02/12/2016 07:52 SAST | Updated 02/12/2016 07:53 SAST

Motsoeneng's Is Still Saying He Can 'Turn SA Around'

The SABC boss remains confident in his ability to make the country better.

Felix Dlangamandla/Gallo Images

SABC acting head of corporate affairs Hlaudi Motsoeneng waxed lyrical on job creation, business economics and empowerment at an ANCYL KwaZulu-Natal lecture on economic freedom in Durban on Thursday night.

The agenda was set early in the evening when the ANCYL in eThekwini backed Motsoeneng to be voted onto the ANC's national executive committee (NEC) in 2017.

Motsoeneng weighed in on race relations and gave suggestions for what he would do if he were the country's president.

"There is no problem when it comes to white people. There are problems with black people. Black people are in charge and they can't complain about transformation when they are in charge of transformation themselves," he said.

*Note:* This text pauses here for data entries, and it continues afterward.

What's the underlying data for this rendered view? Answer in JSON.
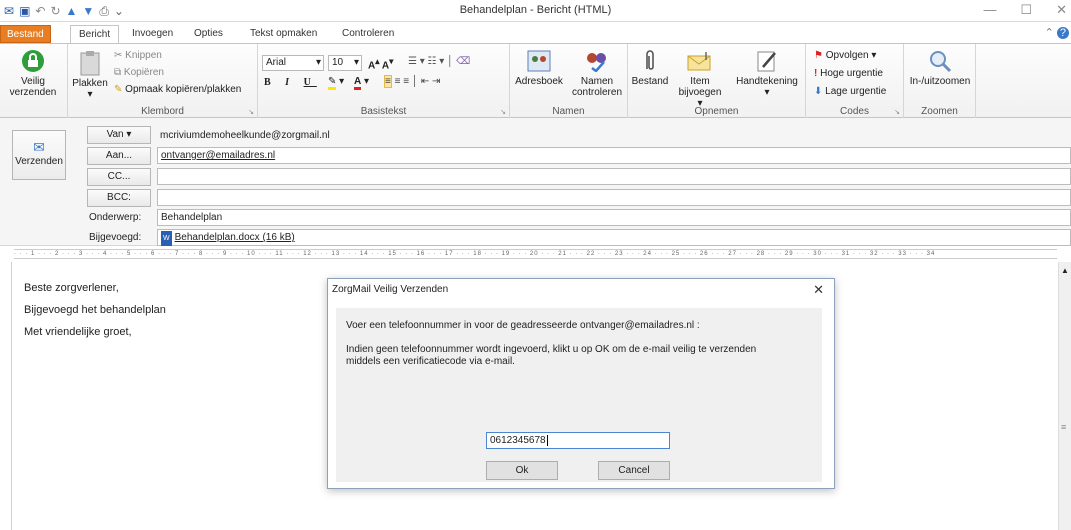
{
  "window": {
    "title": "Behandelplan - Bericht (HTML)"
  },
  "tabs": [
    "Bestand",
    "Bericht",
    "Invoegen",
    "Opties",
    "Tekst opmaken",
    "Controleren"
  ],
  "ribbon": {
    "secure_send": "Veilig verzenden",
    "paste": "Plakken",
    "cut": "Knippen",
    "copy": "Kopiëren",
    "format_painter": "Opmaak kopiëren/plakken",
    "clipboard_group": "Klembord",
    "font_name": "Arial",
    "font_size": "10",
    "basic_text_group": "Basistekst",
    "address_book": "Adresboek",
    "check_names": "Namen controleren",
    "names_group": "Namen",
    "attach_file": "Bestand",
    "attach_item": "Item bijvoegen",
    "signature": "Handtekening",
    "include_group": "Opnemen",
    "follow_up": "Opvolgen",
    "high_importance": "Hoge urgentie",
    "low_importance": "Lage urgentie",
    "tags_group": "Codes",
    "zoom": "In-/uitzoomen",
    "zoom_group": "Zoomen"
  },
  "header": {
    "send_button": "Verzenden",
    "from_button": "Van",
    "from_value": "mcriviumdemoheelkunde@zorgmail.nl",
    "to_button": "Aan...",
    "to_value": "ontvanger@emailadres.nl",
    "cc_button": "CC...",
    "bcc_button": "BCC:",
    "subject_label": "Onderwerp:",
    "subject_value": "Behandelplan",
    "attached_label": "Bijgevoegd:",
    "attachment": "Behandelplan.docx (16 kB)"
  },
  "body": {
    "line1": "Beste zorgverlener,",
    "line2": "Bijgevoegd het behandelplan",
    "line3": "Met vriendelijke groet,"
  },
  "dialog": {
    "title": "ZorgMail Veilig Verzenden",
    "prompt": "Voer een telefoonnummer in voor de geadresseerde ontvanger@emailadres.nl :",
    "info": "Indien geen telefoonnummer wordt ingevoerd, klikt u op OK om de e-mail veilig te verzenden middels een verificatiecode via e-mail.",
    "phone_value": "0612345678",
    "ok": "Ok",
    "cancel": "Cancel"
  },
  "colors": {
    "file_tab": "#e97d22",
    "secure_icon": "#2e9e3a"
  }
}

"I am speaking as a professional and not as a politician. I can turn this country around in six months and I am honoured that you believe that," he added.

"We as blacks are a serious problem. We don't want black people to emerge and do well in their lives."

He said if he were president, he would not appoint people to ministerial posts merely because they were on the NEC. He would appoint them only if he knew they could deliver.

Motsoeneng touched on the implementation of policy, saying he was not a believer in research.

"You know why we are not moving with speed in South Africa? Because we have copied the West. We are in Africa. We should have our own standard. When you do research it takes three years, and two years to implement. I don't believe in research. It is not how I operate. If I see a problem I solve it now."

He said there was a difference between a "certificated person" and an educated one.

"But I won't go there," Motsoeneng said.

Former public protector Thuli Madonsela found in a 2014 report into the SABC, titled When Governance and Ethics Fail that Motsoeneng lied about having passed matric in 1991, when he first applied to work there.

The controversial former COO said South Africans should re-examine the Freedom Charter. It was a good document, but outdated. A new Freedom Charter that people could "touch and feel" was needed.

Before Motsoeneng spoke, ANCYL Ethekwini secretary general Thinta Cibane said the structure would support him to become a member of the ANC's NEC.